By the A.M. Costa Rica staff
Approving a same-country exception would be good, repealing FATCA altogether would be better, but the best choice would be adopting residency-based taxation.
That was the testimony submitted by an expat advocacy organization to a U.S. congressional subcommittee on the arcane aspects of the country’s tax code. Complex as U.S. taxation is, the regulations and laws are serious business for U.S. citizens living abroad.
The same-country exception, as proposed by American Citizens Abroad, Inc., would remove burdensome reporting by expats who only use a foreign bank in the country in which they live. Right now, the U.S. Treasury Department considers every foreign bank account as a possible offshore location for tax fraud. Many expats have been denied banking services because some foreign banks do not want to get involved in the complex reporting that U.S. laws require, according to American Citizens Abroad.
The same-country exception could be a change in regulation made by a Treasury official or a change in the law passed by Congress, the expat organization told the House Subcommittee on Government Operations. But the organization noted that the Treasury Department declined to do so when new regulations were created in December.

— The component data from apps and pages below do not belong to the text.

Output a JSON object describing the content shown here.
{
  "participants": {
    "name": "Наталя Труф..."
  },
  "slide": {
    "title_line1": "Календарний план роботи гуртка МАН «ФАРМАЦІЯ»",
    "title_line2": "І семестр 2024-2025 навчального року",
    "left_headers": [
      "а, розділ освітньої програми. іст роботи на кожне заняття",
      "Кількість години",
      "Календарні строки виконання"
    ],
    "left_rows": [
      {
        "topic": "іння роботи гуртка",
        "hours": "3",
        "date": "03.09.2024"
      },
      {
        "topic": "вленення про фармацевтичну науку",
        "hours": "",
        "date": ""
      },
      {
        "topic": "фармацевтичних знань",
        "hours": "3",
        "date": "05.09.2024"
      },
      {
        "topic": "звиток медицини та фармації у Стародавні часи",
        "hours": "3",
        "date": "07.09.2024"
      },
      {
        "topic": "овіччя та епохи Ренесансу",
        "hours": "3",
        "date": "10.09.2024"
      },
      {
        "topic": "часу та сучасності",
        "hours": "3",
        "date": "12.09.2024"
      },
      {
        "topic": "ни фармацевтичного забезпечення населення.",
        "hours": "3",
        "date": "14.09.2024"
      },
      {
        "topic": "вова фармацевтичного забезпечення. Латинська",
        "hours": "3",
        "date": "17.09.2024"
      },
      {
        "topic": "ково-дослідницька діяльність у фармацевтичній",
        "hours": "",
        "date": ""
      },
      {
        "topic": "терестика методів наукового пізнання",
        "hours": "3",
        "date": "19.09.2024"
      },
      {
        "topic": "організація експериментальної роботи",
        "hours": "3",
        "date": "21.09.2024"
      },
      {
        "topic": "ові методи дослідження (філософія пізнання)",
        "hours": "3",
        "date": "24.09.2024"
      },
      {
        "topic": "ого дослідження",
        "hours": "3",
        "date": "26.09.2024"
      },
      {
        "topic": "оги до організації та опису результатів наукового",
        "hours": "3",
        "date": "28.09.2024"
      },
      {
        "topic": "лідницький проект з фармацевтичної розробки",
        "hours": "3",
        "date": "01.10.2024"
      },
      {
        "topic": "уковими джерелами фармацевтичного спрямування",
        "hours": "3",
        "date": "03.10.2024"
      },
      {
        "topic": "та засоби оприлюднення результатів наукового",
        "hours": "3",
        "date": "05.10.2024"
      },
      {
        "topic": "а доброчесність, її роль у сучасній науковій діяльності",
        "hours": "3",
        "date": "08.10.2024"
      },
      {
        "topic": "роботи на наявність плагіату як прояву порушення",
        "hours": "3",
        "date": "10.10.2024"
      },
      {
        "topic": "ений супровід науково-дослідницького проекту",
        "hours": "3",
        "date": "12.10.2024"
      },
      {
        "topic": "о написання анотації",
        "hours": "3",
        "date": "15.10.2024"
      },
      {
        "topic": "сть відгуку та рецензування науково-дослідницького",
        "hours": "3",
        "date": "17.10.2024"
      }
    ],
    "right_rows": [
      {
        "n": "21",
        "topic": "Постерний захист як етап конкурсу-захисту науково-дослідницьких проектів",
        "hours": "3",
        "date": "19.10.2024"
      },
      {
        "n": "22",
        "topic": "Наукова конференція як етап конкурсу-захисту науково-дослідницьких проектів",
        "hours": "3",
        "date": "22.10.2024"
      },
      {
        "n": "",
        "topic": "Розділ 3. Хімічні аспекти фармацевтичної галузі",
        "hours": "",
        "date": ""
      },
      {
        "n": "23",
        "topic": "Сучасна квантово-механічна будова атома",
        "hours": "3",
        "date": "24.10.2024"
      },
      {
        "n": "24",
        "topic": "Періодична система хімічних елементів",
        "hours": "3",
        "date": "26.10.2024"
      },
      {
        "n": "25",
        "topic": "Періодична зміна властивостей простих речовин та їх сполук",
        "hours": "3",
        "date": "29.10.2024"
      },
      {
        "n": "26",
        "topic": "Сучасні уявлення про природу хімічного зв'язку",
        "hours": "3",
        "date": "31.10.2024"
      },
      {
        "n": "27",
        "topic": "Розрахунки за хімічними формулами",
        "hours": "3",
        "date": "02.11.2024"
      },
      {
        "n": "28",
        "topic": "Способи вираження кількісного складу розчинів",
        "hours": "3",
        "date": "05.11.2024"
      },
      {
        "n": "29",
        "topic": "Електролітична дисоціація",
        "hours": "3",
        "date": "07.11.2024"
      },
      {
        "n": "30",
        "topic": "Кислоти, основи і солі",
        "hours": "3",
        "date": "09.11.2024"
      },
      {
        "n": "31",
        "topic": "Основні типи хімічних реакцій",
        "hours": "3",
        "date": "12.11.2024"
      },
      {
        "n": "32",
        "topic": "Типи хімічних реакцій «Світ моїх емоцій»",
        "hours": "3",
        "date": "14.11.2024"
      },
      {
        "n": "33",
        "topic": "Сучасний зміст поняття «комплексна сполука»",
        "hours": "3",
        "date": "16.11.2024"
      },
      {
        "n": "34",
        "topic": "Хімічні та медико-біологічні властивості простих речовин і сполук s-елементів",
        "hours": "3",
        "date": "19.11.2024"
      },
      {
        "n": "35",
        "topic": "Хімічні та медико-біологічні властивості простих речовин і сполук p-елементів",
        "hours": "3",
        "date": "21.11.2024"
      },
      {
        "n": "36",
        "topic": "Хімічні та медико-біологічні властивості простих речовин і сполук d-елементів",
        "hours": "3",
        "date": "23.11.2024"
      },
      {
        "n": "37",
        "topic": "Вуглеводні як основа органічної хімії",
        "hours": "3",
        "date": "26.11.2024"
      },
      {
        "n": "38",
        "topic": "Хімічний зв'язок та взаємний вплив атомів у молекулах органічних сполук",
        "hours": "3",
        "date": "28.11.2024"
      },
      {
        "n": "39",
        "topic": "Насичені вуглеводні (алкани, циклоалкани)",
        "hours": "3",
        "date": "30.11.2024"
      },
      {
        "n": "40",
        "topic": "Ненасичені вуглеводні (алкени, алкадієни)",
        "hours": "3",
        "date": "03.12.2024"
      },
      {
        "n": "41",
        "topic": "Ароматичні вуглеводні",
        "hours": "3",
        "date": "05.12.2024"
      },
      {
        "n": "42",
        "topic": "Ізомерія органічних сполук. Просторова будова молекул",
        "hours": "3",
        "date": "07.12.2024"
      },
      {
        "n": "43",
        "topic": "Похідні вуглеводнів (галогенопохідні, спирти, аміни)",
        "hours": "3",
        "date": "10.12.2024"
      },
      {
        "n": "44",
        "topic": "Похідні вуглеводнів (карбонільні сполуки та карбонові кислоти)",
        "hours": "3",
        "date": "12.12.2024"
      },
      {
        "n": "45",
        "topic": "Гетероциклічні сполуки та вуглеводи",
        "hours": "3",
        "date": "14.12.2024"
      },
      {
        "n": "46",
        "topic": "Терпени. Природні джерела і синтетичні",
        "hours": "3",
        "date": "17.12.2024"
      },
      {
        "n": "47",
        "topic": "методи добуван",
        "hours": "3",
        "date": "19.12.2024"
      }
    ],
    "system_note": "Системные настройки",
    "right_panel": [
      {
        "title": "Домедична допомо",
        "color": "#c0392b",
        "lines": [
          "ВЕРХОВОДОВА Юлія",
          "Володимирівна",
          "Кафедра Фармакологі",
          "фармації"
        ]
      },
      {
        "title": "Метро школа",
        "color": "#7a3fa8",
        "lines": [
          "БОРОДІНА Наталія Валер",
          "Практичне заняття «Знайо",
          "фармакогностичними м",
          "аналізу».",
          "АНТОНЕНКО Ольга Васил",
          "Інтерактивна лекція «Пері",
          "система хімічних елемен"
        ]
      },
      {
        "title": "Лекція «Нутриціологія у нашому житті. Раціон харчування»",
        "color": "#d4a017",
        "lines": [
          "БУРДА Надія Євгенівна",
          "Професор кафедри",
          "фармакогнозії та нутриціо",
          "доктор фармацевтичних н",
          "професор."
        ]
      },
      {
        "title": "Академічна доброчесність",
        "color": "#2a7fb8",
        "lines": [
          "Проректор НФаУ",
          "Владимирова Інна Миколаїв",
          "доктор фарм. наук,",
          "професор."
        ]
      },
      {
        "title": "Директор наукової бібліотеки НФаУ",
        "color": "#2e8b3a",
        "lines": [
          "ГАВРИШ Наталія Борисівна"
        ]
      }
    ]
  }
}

American Citizens Abroad, other expat organizations and some members of Congress have been promoting the same-country exception for two years. The organization notes that overseas expats need a bank account for day-to-day financial activities like shopping and paying other local bills.
However, the propose would require U.S. citizens overseas to file yet another document with the federal government to take advantage of the exemption. That’s why the expat organization testified that a better solution would be to eliminate entirely FATCA, the The Foreign Account Tax Compliance Act.
In Costa Rica, the U.S. law puts a burden on banks to obtain and submit extensive documentation on customers who are U.S. citizens. The law is one reason why U.S. tourists and frequent visitors cannot obtain bank accounts here.
Elimination the law would require congressional action and would almost certainly meet resistance from Treasury officials who see the measure are a barrier to tax evasion.
Better even than elimination the tax compliance act would be to eliminate entirely income taxes on U.S. citizens living abroad, said the expat advocacy organization. The United States and one African country are the only nations that tax its citizens on income earned anywhere, the organization said, although there is an annual exemption of more than $100,000 for income earned overseas
The Republican-controlled U.S. Congress is revising the entire tax code, so those promoting relieve for expats appear to be more optimistic.